This book isn't a language definition for Scheme, or a manual for using
any particular Scheme implementation. There is a free language definition
document for Scheme, easily available via the internet, called the Revised
Scheme Report. (There's also an IEEE standard.) I recommend getting the
Scheme report and printing it out, or browsing the html version with
a web browser.
It's not very big, because Scheme is a pretty small language. I also
recommend having a look at the documentation for the particular implementation
of Scheme you're using.
On the other hand, this book may serve as a passable approximation of a language manual most of the time. (It may work better for this purpose once it's fleshed out more and I've devised more online indexing.) It describes all of the important features of standard Scheme, clearly enough that you can use them for most purposes. This is possible because Scheme is very clean and "orthogonal"---most of its features don't interact in surprising ways, so if you understand Scheme, and do the "Scheme-ish" thing, Scheme will generally do what you expect.
For more information on Scheme, particular Scheme implementations, and
so on, see the FAQ (Frequently Asked Questions) List on the usenet newsgroup
comp.lang.scheme. It's available from the Scheme Repository
via anonymous internet ftp from
ftp.cs.indiana.edu in the
pub/scheme-repository. Or if you're a World Wide Web
user, visit the Scheme repository at
scheme-repository. The Scheme

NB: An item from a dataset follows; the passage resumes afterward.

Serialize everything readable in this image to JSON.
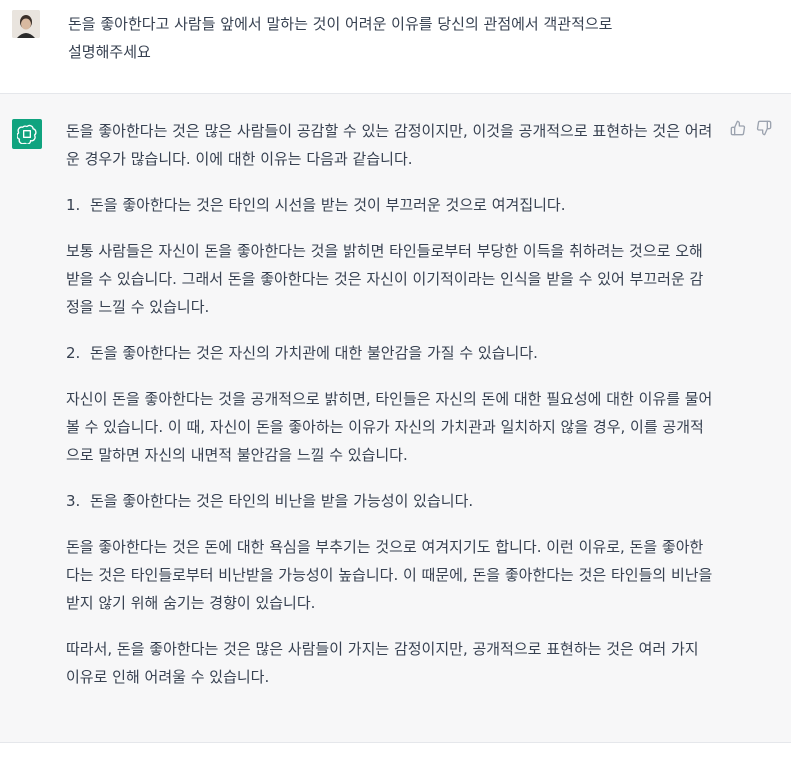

repository contains several free implementations of Scheme, as well as a
variety of useful programs, libraries, and papers.